Filter the entries below, keeping every line that has the word "icon".
──────
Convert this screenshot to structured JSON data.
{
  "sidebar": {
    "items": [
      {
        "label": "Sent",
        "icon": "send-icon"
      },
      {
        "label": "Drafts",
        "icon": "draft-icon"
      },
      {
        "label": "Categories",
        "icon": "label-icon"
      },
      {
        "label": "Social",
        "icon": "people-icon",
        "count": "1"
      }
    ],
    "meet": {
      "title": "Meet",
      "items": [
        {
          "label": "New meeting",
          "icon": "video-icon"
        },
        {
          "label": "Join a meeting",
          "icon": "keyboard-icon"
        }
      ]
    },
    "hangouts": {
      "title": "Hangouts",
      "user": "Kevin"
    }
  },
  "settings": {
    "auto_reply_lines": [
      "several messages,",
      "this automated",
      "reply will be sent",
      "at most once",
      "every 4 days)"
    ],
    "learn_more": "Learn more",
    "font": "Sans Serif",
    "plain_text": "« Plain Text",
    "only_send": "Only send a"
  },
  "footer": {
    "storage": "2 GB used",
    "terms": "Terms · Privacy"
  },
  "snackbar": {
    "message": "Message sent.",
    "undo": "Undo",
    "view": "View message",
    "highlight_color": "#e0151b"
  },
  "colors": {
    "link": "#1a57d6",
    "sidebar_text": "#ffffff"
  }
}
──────
● Exercise answer
        "icon": "send-icon"
        "icon": "draft-icon"
        "icon": "label-icon"
        "icon": "people-icon",
          "icon": "video-icon"
          "icon": "keyboard-icon"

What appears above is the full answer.